• Task to complete: Would you print all of the entries exactly, please, but without their pictures?

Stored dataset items
● ● ● ● ● ● ●

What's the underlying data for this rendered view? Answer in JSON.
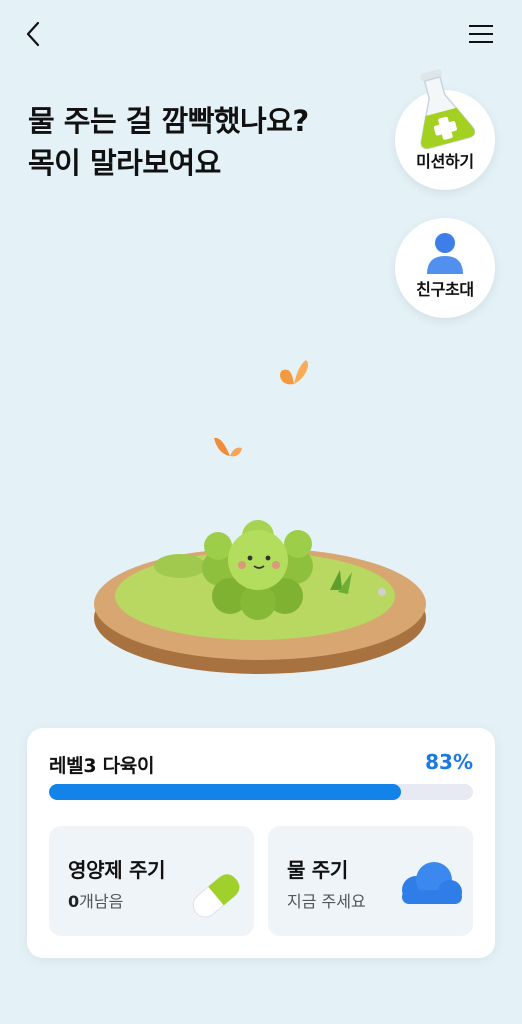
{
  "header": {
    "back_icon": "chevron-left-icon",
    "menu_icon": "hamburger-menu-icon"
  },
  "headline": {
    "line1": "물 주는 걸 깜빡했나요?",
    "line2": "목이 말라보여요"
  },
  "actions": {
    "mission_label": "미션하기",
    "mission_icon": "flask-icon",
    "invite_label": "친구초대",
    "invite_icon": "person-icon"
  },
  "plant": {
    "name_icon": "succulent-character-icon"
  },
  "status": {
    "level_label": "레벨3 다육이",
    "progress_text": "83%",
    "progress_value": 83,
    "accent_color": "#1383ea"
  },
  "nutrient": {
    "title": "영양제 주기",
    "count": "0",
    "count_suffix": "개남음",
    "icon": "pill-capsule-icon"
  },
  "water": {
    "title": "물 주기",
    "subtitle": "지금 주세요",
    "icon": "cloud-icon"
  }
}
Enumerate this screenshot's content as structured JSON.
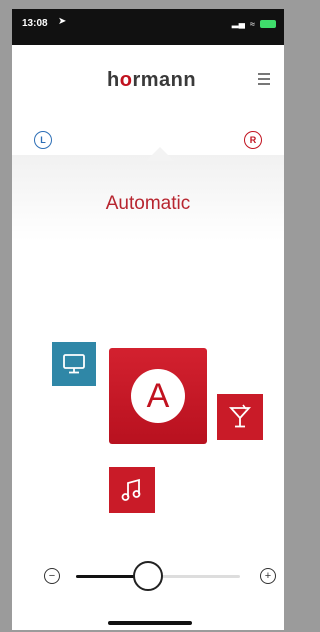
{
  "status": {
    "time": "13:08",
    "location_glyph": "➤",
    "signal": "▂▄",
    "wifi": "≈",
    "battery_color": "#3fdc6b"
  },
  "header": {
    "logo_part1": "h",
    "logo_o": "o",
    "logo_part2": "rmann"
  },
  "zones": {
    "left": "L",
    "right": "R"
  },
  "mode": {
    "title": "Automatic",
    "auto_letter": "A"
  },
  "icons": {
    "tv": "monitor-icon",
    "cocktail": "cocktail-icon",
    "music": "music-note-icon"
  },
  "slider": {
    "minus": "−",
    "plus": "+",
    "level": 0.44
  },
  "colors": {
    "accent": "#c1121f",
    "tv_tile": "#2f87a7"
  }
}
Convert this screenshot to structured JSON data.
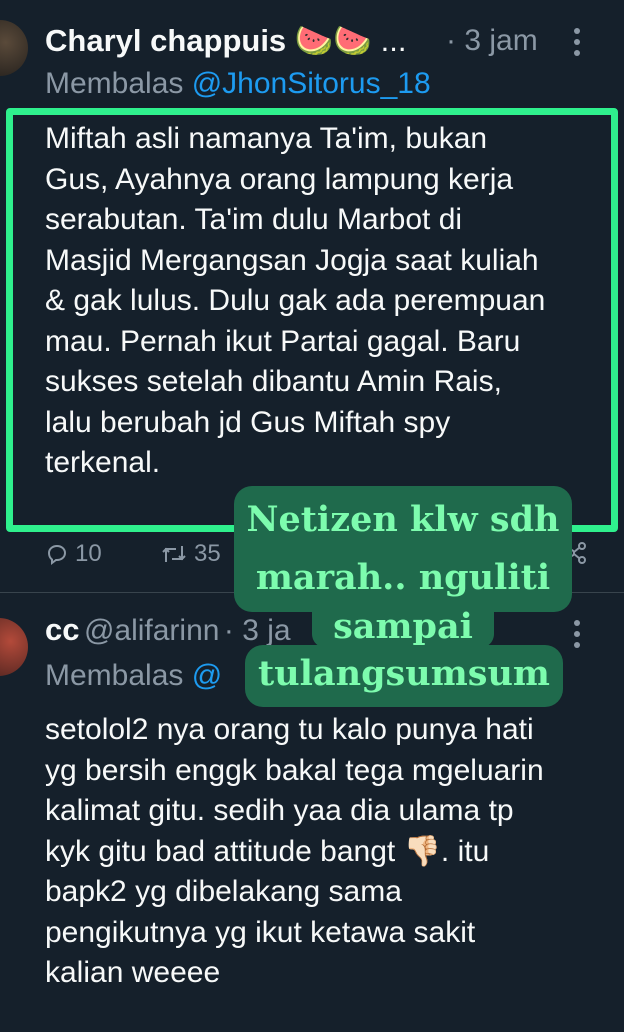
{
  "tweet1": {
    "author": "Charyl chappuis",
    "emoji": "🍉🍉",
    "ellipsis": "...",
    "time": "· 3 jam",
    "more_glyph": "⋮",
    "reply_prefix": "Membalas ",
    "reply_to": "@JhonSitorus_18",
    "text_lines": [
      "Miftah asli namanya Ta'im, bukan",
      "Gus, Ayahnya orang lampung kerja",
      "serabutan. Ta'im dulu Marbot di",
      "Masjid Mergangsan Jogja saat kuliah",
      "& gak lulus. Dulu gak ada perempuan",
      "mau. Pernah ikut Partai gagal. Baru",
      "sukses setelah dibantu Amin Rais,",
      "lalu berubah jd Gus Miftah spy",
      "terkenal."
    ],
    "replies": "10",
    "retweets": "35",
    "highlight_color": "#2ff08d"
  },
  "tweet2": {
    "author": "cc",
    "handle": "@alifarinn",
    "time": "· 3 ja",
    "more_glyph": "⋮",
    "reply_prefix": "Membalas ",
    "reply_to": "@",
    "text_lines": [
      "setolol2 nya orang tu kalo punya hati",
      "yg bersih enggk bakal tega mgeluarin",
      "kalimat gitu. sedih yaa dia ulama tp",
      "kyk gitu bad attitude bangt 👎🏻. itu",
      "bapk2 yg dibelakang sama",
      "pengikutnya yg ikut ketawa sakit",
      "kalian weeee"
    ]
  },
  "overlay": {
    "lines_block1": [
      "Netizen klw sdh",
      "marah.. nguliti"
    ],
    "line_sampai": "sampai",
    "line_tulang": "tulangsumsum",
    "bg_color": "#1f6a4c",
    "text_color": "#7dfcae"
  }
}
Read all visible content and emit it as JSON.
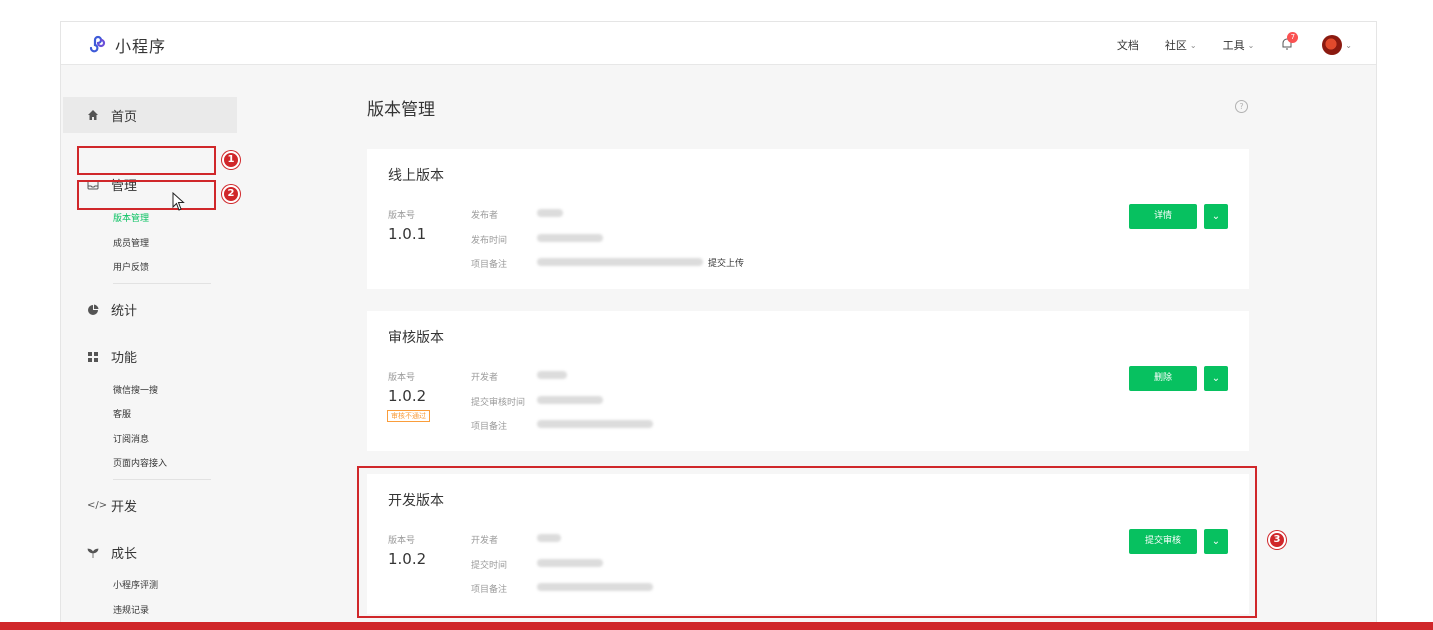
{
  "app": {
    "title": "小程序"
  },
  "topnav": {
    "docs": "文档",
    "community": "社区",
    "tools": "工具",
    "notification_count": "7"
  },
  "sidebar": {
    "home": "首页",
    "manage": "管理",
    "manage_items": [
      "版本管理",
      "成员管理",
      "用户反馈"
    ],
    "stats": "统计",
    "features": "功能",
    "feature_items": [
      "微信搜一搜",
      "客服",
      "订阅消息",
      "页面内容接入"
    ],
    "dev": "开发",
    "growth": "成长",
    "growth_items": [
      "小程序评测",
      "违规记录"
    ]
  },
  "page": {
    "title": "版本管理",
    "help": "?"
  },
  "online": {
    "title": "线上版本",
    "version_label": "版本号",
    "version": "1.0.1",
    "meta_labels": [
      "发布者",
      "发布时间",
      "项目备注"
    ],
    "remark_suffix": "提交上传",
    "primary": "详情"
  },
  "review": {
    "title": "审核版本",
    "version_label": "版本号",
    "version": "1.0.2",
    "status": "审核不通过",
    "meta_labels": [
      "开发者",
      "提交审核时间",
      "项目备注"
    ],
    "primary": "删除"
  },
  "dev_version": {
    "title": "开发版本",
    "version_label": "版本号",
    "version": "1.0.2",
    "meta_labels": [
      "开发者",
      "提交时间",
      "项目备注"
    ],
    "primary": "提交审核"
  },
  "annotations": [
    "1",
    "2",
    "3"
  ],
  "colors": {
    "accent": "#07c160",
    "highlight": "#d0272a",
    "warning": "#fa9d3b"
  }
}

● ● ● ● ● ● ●

• Exercise answer:
What's the underlying data for this rendered view? Answer in JSON.
{
  "header": {
    "back_icon": "chevron-left-icon",
    "menu_icon": "hamburger-menu-icon"
  },
  "headline": {
    "line1": "물 주는 걸 깜빡했나요?",
    "line2": "목이 말라보여요"
  },
  "actions": {
    "mission_label": "미션하기",
    "mission_icon": "flask-icon",
    "invite_label": "친구초대",
    "invite_icon": "person-icon"
  },
  "plant": {
    "name_icon": "succulent-character-icon"
  },
  "status": {
    "level_label": "레벨3 다육이",
    "progress_text": "83%",
    "progress_value": 83,
    "accent_color": "#1383ea"
  },
  "nutrient": {
    "title": "영양제 주기",
    "count": "0",
    "count_suffix": "개남음",
    "icon": "pill-capsule-icon"
  },
  "water": {
    "title": "물 주기",
    "subtitle": "지금 주세요",
    "icon": "cloud-icon"
  }
}
Enumerate this screenshot's content as structured JSON.
{
  "status": {
    "time": "13:08",
    "location_glyph": "➤",
    "signal": "▂▄",
    "wifi": "≈",
    "battery_color": "#3fdc6b"
  },
  "header": {
    "logo_part1": "h",
    "logo_o": "o",
    "logo_part2": "rmann"
  },
  "zones": {
    "left": "L",
    "right": "R"
  },
  "mode": {
    "title": "Automatic",
    "auto_letter": "A"
  },
  "icons": {
    "tv": "monitor-icon",
    "cocktail": "cocktail-icon",
    "music": "music-note-icon"
  },
  "slider": {
    "minus": "−",
    "plus": "+",
    "level": 0.44
  },
  "colors": {
    "accent": "#c1121f",
    "tv_tile": "#2f87a7"
  }
}
Convert this screenshot to structured JSON data.
{
  "tweet1": {
    "author": "Charyl chappuis",
    "emoji": "🍉🍉",
    "ellipsis": "...",
    "time": "· 3 jam",
    "more_glyph": "⋮",
    "reply_prefix": "Membalas ",
    "reply_to": "@JhonSitorus_18",
    "text_lines": [
      "Miftah asli namanya Ta'im, bukan",
      "Gus, Ayahnya orang lampung kerja",
      "serabutan. Ta'im dulu Marbot di",
      "Masjid Mergangsan Jogja saat kuliah",
      "& gak lulus. Dulu gak ada perempuan",
      "mau. Pernah ikut Partai gagal. Baru",
      "sukses setelah dibantu Amin Rais,",
      "lalu berubah jd Gus Miftah spy",
      "terkenal."
    ],
    "replies": "10",
    "retweets": "35",
    "highlight_color": "#2ff08d"
  },
  "tweet2": {
    "author": "cc",
    "handle": "@alifarinn",
    "time": "· 3 ja",
    "more_glyph": "⋮",
    "reply_prefix": "Membalas ",
    "reply_to": "@",
    "text_lines": [
      "setolol2 nya orang tu kalo punya hati",
      "yg bersih enggk bakal tega mgeluarin",
      "kalimat gitu. sedih yaa dia ulama tp",
      "kyk gitu bad attitude bangt 👎🏻. itu",
      "bapk2 yg dibelakang sama",
      "pengikutnya yg ikut ketawa sakit",
      "kalian weeee"
    ]
  },
  "overlay": {
    "lines_block1": [
      "Netizen klw sdh",
      "marah.. nguliti"
    ],
    "line_sampai": "sampai",
    "line_tulang": "tulangsumsum",
    "bg_color": "#1f6a4c",
    "text_color": "#7dfcae"
  }
}
Read all visible content and emit it as JSON.
{
  "app": {
    "title": "小程序"
  },
  "topnav": {
    "docs": "文档",
    "community": "社区",
    "tools": "工具",
    "notification_count": "7"
  },
  "sidebar": {
    "home": "首页",
    "manage": "管理",
    "manage_items": [
      "版本管理",
      "成员管理",
      "用户反馈"
    ],
    "stats": "统计",
    "features": "功能",
    "feature_items": [
      "微信搜一搜",
      "客服",
      "订阅消息",
      "页面内容接入"
    ],
    "dev": "开发",
    "growth": "成长",
    "growth_items": [
      "小程序评测",
      "违规记录"
    ]
  },
  "page": {
    "title": "版本管理",
    "help": "?"
  },
  "online": {
    "title": "线上版本",
    "version_label": "版本号",
    "version": "1.0.1",
    "meta_labels": [
      "发布者",
      "发布时间",
      "项目备注"
    ],
    "remark_suffix": "提交上传",
    "primary": "详情"
  },
  "review": {
    "title": "审核版本",
    "version_label": "版本号",
    "version": "1.0.2",
    "status": "审核不通过",
    "meta_labels": [
      "开发者",
      "提交审核时间",
      "项目备注"
    ],
    "primary": "删除"
  },
  "dev_version": {
    "title": "开发版本",
    "version_label": "版本号",
    "version": "1.0.2",
    "meta_labels": [
      "开发者",
      "提交时间",
      "项目备注"
    ],
    "primary": "提交审核"
  },
  "annotations": [
    "1",
    "2",
    "3"
  ],
  "colors": {
    "accent": "#07c160",
    "highlight": "#d0272a",
    "warning": "#fa9d3b"
  }
}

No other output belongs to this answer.